The debate on how to deal with newly distressed property assets to save the real economy—that’s you and I—has crystallised around the rollout of the National Asset Management Agency, NAMA. NAMA’s remit is to overpay banks for bad loans, to allow the banks to resume normal operations of credit provision to businesses. NAMA will swop assets held on banks’ balance sheets for bonds, which the European Central Bank will convert to cash, thus recapitalising the banks. Because many of those who will owe NAMA will not be able to pay, NAMA will therefore hold and control much of the property used as collateral in the hopes that, one day, the value of this property will be sufficient to repay the bonds issued to bail banks out today. Through NAMA, we all become property developers of a kind.
Once we accept the ‘systematic importance’ of the banking sector in the Irish economy, the question becomes how best to restore their balance sheets. It must be emphasised that NAMA is one option. Another option is for the banks to simply take the current market price for the assets (at, say, a 75% write down) on the nose, and for the government to restore the banks’ balance sheets using a direct recapitalisation. The difference in each plan comes from how we think about time.
NAMA is built on a belief that, eventually, property prices will recover to their peak 2007 levels. A price appreciation to previous levels will surely take place. The question is when. The `market’ solution prices the assets now, takes the hit now, and forces us to weather the inevitable political and economic storm now. The NAMA solution pushes the potential hit the economy might take into the future, trading off the certainty a quick solution might provide for the chance, however likely or unlikely, that all funds speculated in the taxpayers’ names might be recovered.
Each solution shows a difference in the decision makers’ outlooks.

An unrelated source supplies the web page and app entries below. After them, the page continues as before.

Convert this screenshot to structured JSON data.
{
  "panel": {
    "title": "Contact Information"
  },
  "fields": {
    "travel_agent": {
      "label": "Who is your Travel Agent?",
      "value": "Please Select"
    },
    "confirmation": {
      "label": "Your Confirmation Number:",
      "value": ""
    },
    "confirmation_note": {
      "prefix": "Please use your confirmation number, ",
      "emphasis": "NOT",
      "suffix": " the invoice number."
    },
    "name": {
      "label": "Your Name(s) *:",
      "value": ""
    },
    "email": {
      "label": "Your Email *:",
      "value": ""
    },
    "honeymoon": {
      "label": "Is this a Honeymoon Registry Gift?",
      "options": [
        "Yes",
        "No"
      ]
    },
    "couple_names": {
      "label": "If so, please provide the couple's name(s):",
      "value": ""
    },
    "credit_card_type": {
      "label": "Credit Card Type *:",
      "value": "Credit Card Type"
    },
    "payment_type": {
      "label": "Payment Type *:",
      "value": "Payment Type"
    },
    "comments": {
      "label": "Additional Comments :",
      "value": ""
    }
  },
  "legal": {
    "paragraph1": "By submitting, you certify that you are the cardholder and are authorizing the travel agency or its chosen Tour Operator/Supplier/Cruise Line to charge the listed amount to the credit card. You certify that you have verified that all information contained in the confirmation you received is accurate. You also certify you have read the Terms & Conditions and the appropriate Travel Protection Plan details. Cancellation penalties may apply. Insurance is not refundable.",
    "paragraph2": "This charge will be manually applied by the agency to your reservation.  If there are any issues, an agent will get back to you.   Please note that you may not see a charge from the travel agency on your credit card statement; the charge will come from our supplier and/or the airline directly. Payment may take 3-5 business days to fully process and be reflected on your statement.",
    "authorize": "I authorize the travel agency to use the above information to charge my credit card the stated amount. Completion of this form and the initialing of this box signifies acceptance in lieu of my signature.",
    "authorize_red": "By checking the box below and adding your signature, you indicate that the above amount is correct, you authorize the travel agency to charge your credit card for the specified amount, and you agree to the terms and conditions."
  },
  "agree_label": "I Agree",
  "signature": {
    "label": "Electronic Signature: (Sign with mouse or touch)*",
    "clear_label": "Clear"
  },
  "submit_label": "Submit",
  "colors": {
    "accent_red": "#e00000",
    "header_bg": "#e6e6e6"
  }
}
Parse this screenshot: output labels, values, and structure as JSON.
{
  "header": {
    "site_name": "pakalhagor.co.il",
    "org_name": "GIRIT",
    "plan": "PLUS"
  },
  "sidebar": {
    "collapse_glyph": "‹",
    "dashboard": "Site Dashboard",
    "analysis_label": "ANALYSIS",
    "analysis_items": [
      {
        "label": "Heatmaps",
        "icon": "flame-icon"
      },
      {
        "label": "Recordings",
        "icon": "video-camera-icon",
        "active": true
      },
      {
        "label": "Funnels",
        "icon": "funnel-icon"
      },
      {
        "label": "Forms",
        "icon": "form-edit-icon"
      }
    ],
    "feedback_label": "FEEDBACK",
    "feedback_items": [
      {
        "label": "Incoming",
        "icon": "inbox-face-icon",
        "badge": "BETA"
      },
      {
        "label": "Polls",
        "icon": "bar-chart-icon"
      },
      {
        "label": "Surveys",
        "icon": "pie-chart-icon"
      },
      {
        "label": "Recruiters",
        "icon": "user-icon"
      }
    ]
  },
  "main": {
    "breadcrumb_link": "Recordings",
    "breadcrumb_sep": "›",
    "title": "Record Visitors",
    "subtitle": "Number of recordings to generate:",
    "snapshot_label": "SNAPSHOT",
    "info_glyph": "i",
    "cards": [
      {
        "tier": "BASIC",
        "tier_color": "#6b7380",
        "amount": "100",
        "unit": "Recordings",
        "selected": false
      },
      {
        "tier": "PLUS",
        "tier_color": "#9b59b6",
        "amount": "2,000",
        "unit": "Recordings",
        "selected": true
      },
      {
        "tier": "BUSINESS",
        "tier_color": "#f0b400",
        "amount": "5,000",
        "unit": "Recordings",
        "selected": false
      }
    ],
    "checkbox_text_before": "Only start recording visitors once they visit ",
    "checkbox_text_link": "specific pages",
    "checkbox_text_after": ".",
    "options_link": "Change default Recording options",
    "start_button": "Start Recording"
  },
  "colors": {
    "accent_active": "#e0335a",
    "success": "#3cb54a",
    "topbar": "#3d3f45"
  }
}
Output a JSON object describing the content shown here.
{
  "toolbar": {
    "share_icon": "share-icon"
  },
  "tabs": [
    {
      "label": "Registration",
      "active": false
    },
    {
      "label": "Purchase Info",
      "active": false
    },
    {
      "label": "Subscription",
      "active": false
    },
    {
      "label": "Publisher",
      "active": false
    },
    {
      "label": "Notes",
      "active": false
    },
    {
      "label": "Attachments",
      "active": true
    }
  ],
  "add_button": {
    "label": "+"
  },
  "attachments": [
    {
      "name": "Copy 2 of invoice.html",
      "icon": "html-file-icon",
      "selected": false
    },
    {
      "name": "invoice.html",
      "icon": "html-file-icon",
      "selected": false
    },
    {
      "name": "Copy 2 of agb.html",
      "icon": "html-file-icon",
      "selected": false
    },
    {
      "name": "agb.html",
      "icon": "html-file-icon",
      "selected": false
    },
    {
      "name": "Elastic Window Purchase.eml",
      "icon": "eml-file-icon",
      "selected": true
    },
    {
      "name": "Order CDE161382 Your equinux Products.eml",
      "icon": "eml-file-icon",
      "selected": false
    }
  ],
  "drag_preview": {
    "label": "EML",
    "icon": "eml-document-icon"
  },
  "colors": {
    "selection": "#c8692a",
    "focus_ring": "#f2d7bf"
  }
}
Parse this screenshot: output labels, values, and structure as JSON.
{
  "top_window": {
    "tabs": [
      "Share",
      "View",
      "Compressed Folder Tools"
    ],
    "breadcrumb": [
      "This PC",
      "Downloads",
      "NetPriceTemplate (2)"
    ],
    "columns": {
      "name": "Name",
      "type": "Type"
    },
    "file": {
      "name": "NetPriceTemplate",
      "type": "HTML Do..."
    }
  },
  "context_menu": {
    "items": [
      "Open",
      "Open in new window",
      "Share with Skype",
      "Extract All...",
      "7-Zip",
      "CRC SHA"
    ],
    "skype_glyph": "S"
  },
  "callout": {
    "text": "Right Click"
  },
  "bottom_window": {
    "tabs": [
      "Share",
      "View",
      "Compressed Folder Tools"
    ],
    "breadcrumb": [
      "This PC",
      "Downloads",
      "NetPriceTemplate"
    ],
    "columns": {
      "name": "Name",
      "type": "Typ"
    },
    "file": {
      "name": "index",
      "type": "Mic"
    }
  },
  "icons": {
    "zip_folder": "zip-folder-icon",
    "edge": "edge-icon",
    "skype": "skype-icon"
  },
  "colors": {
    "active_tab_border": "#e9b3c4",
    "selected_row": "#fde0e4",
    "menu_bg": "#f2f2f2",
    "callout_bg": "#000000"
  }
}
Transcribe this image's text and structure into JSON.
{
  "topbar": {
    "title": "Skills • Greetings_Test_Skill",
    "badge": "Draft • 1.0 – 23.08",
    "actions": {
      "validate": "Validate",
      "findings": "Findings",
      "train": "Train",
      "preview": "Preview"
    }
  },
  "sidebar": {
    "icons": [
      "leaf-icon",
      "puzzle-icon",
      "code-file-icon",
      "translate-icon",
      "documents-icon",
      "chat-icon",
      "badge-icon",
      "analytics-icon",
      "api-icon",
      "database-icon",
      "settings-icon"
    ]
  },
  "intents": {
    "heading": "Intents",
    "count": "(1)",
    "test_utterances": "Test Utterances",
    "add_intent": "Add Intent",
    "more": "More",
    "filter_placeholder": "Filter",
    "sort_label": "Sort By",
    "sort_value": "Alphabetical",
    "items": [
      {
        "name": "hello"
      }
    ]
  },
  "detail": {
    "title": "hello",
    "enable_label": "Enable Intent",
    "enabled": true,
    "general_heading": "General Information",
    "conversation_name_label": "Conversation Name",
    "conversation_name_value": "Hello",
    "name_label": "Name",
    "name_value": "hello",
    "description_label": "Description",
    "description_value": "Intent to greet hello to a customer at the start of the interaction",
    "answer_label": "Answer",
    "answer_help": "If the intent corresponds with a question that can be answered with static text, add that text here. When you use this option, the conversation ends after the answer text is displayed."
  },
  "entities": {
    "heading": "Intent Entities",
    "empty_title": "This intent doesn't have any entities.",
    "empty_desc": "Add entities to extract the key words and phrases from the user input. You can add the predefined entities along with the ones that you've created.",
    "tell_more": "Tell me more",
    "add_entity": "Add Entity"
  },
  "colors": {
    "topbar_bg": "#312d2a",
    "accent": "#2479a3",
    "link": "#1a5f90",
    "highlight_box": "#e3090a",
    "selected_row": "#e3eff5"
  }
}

We can see it is easier to push problems of this scale into the future, but that does not mean they go away, because we will most likely pay interest (via the coupons on NAMA’s bonds) throughout the time we hold these distressed assets. We thus leave the problem to posterity. And as Sir Boyle Roche—an Irish politician—once remarked: “what has posterity ever done for us?”
Published in the Sunday Independent.